  • Google Nest could be in for some considerable blow-back, depending on how it handles the shuttering of the ‘Works with Nest’ program. Google says that its ‘Works with Google Assistant’ will be the replacement, come August, but we are certain that there will be some brands that can’t make the ecosystem transition. This may very well be an escalation in the Google-Amazon conflict.
  • Sonos has announced an integration with Google’s Assistant, adding to its established Alexa offering. The expansion is significant, for both Sonos and Google, as Sonos has a large install-base that can swell Google’s list of prospective users, and because this should open Sonos up to Google ecosystem customers.
  • Osram’s Digital Lumens has unveiled a new LED lighting design that has a modular system for connecting a variety of sensors to it. The aim is to provide a flexible manner to provide lighting customers with the in-building sensor suite that best suits their particular application.

// Automotive //

  • Uber and Lyft are in the firing line, after Science Advances published a study that found the ride-sharing fleets have increased congestion by 62% in San Francisco, based on data from 2016 compared to a 2010 model. The study thinks 43% to 61% of ride-sharing trips could have been completed on foot, bike, or public transport, and that the low pricing of ride-sharing has led to this congestion.
  • Tesla’s plan to provide, or at least negotiate, insurance coverage for its car customers is evolving, although as with all things Tesla, we have to wait and see if it actually makes it to market. This new product is distinct from the InsureMyTesla partnership with Liberty Mutual, but would leverage the Autopilot setting and associated data to ‘prove’ Tesla cars are safer on the roads.
  • Plot Twist: there’s now an apparent two-month extension on the European Commission’s V2X decision, made after 15 member states came forward to as for more time. Also, the FCC is rumored to be considering opening up the DSRC band to WiFi now, which could sway European thinking.
  • Siemens has secured an electrified road trial in Germany, using overhead cabling to provide a way to power electric-powered trucking. Siemens Mobility hopes its eHighway technology has shown its worth, following trials in Sweden and California. This is perhaps the easiest way to solve the long-range road freight problem for electric trucks, which are heavily battery constrained.
  • Ford’s Autonomic and Fujitsu have partnered, looking to expand cloud mobility services apparently. They say they will combine their powers to accelerate mobility-as-a-service.

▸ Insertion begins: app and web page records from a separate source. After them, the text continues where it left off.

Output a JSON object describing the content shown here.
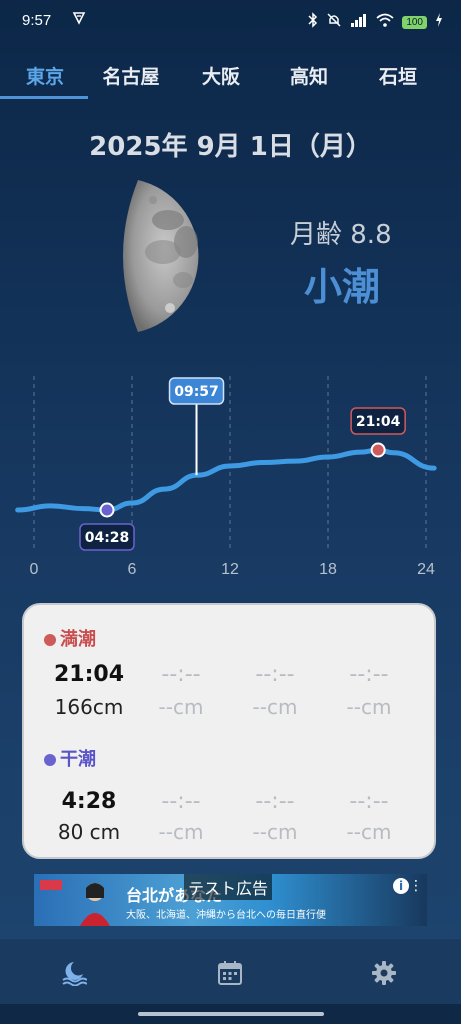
{
  "status_bar": {
    "time": "9:57",
    "battery": "100"
  },
  "tabs": [
    {
      "label": "東京",
      "active": true
    },
    {
      "label": "名古屋",
      "active": false
    },
    {
      "label": "大阪",
      "active": false
    },
    {
      "label": "高知",
      "active": false
    },
    {
      "label": "石垣",
      "active": false
    }
  ],
  "date": "2025年 9月 1日（月）",
  "moon": {
    "age_text": "月齢 8.8",
    "tide_type": "小潮"
  },
  "chart_data": {
    "type": "line",
    "x_ticks": [
      "0",
      "6",
      "12",
      "18",
      "24"
    ],
    "xlim": [
      0,
      24
    ],
    "grid": true,
    "series": [
      {
        "x": [
          -1,
          1,
          3,
          4.47,
          6,
          8,
          10,
          12,
          14,
          16,
          18,
          20,
          21.07,
          22,
          24.5
        ],
        "y": [
          80,
          86,
          82,
          80,
          90,
          110,
          130,
          143,
          148,
          150,
          156,
          163,
          166,
          162,
          140
        ]
      }
    ],
    "markers": [
      {
        "label": "04:28",
        "x": 4.47,
        "kind": "low"
      },
      {
        "label": "21:04",
        "x": 21.07,
        "kind": "high"
      }
    ],
    "current_time": {
      "label": "09:57",
      "x": 9.95
    },
    "colors": {
      "line": "#3f9ae4",
      "high": "#cf5a5a",
      "low": "#6a63cf"
    }
  },
  "tide_table": {
    "high": {
      "label": "満潮",
      "entries": [
        {
          "time": "21:04",
          "height": "166cm"
        },
        {
          "time": "--:--",
          "height": "--cm"
        },
        {
          "time": "--:--",
          "height": "--cm"
        },
        {
          "time": "--:--",
          "height": "--cm"
        }
      ]
    },
    "low": {
      "label": "干潮",
      "entries": [
        {
          "time": "4:28",
          "height": "80 cm"
        },
        {
          "time": "--:--",
          "height": "--cm"
        },
        {
          "time": "--:--",
          "height": "--cm"
        },
        {
          "time": "--:--",
          "height": "--cm"
        }
      ]
    }
  },
  "ad": {
    "label": "テスト広告",
    "headline": "台北があなた",
    "sub": "大阪、北海道、沖縄から台北への毎日直行便"
  },
  "bottom_nav": [
    {
      "icon": "moon-wave-icon",
      "active": true
    },
    {
      "icon": "calendar-icon",
      "active": false
    },
    {
      "icon": "gear-icon",
      "active": false
    }
  ]
}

// Security //

  • Karamba and Wind River have announced a new go-to-market partnership that will bring Karamba’s ‘autonomous security’ technologies to Wind River RTOS customers. Karamba says that manufacturers are now using its offerings, building on over 32 engagements in the automotive space.
  • Intel has revealed that its CPUs are vulnerable to a new set of side-channel attacks. Unlike Meltdown and Spectre, these newly disclosed vulnerabilities appear to only apply to Intel equipment. In response, Google has disabled hyperthreading in Chrome OS, and warnings to customers have been published by Apple, Microsoft, Red Hat (IBM), QubeOS, and Xen.
  • Red Balloon Security has found what its says are major problems in the secure boot process for Cisco routers, switches and firewalls. Dubbed ThrangryCat, you may have come across this news as it was the first to be named with emojis – three angry cats.

// Smart Grid & Utility //

  • The California Energy Commission has shed some light on the results of its microgrid demonstration projects, which have saved between 20% and 60% on utility bills, mostly through avoiding higher demand charges, with some of the microgrids successfully islanded during power outages, thanks to their storage.